In Region 3, there were 1,002 candidates for liver transplants as of March 24. (There are more than 17,000 nationally.) Dr. Bill Fiser, medical director of ARORA (Arkansas Regional Organ Recovery Agency), said 50 livers were recovered in 2005 in Arkansas.

“Dr. Wu has excellent outcomes,” Fiser said. “His time in surgery is short, which means the liver gets blood flow back in quicker time … it makes a huge difference in superior outcomes.” Wu’s record is “much better than the national average.” Wu’s time record for a liver transplant: 2 hours and 6 minutes. (He’s averaged 4 hours at UAMS because of the newness of the surgical team.)

Alcohol, Hepatitis C and cancer account for much liver disease; alcoholic candidates must convince their doctors that they have been sober for a certain period and will remain so should they get a new liver. “If I have 4,500 livers, I want to save 4,500 people,” Wu said.


Surviving the operation is one thing; surviving with the new organ is another. Transplant patients are left vulnerable to infections from the immunosuppressant they take to hinder rejection of the organ.
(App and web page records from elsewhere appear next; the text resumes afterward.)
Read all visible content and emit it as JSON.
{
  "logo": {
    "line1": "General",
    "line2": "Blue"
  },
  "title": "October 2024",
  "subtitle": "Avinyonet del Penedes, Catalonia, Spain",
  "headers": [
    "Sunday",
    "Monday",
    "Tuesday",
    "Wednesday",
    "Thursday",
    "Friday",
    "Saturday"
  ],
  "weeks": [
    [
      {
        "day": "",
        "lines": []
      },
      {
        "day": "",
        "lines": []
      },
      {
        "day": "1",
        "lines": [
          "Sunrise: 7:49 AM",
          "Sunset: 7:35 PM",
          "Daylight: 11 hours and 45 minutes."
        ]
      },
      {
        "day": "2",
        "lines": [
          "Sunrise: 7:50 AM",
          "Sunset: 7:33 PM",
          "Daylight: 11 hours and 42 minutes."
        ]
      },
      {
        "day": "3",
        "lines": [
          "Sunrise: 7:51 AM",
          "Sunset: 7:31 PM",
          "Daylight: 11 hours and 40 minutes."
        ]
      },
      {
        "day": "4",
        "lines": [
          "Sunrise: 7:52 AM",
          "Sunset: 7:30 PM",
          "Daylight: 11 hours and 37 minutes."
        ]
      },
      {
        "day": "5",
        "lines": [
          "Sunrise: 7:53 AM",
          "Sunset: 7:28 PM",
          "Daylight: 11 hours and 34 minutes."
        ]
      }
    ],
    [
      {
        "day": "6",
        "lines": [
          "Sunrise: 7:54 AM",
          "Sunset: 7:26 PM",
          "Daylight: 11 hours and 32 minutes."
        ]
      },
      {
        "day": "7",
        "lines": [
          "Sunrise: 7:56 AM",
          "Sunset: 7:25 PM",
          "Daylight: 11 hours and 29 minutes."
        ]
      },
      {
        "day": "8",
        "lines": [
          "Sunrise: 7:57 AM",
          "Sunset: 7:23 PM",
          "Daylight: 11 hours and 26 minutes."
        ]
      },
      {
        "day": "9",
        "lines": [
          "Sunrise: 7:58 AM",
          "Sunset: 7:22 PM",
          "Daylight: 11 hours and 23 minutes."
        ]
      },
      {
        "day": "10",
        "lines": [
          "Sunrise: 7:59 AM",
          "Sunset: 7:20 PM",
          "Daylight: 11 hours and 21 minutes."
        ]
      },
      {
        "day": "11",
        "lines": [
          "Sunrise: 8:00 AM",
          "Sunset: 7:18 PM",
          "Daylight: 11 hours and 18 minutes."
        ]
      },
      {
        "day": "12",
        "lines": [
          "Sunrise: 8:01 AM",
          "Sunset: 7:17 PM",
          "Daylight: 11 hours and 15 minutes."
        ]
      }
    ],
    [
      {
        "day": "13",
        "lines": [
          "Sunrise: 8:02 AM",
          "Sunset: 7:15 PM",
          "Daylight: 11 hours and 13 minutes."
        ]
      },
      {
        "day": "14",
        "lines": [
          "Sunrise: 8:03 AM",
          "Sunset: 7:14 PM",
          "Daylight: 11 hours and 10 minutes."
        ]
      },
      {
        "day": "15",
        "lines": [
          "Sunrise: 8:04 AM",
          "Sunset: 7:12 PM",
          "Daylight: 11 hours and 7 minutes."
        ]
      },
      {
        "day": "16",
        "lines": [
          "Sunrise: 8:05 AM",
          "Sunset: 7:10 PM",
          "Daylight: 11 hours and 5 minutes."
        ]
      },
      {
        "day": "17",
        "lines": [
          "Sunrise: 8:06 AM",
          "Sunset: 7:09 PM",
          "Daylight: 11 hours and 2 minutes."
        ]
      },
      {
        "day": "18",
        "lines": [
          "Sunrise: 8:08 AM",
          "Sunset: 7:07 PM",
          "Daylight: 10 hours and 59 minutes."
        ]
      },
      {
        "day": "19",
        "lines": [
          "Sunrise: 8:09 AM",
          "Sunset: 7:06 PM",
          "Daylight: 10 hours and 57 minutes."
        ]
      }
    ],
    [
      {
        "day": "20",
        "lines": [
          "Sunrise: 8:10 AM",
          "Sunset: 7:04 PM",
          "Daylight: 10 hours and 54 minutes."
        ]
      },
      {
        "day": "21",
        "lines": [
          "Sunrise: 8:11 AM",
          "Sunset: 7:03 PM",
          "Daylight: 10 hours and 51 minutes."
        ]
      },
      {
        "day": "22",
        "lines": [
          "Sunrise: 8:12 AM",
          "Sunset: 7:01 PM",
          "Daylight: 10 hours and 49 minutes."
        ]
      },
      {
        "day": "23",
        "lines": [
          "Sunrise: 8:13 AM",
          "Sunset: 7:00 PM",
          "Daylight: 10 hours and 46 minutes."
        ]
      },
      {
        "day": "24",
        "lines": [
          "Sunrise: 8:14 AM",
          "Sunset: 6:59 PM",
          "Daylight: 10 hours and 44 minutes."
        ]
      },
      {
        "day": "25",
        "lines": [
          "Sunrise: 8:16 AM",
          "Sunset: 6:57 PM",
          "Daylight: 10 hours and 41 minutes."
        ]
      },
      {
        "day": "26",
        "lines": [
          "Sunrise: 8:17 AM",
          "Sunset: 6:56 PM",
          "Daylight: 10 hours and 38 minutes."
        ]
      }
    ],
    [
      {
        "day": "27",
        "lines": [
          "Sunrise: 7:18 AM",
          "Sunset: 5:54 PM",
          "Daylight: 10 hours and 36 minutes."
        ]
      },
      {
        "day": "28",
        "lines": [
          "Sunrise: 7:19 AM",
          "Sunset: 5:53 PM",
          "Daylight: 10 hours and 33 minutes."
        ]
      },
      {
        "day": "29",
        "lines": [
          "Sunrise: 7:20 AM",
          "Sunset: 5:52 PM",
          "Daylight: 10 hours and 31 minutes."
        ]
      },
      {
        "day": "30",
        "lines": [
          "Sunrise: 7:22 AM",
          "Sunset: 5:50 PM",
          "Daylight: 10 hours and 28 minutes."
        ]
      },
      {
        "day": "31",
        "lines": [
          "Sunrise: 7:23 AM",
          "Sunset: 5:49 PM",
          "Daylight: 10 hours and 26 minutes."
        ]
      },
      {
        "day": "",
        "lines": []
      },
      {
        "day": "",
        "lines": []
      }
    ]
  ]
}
Wu has his sights set on this problem, also. A study in Japan found that half of a group of transplant patients five years out from surgery who’d quit taking their immunosuppressants were doing fine without them. “We still don’t know how to tell” patients who can tolerate foreign organs from those who can’t. But, he said confidently, “in the future we will,” making for better quality of life for patients.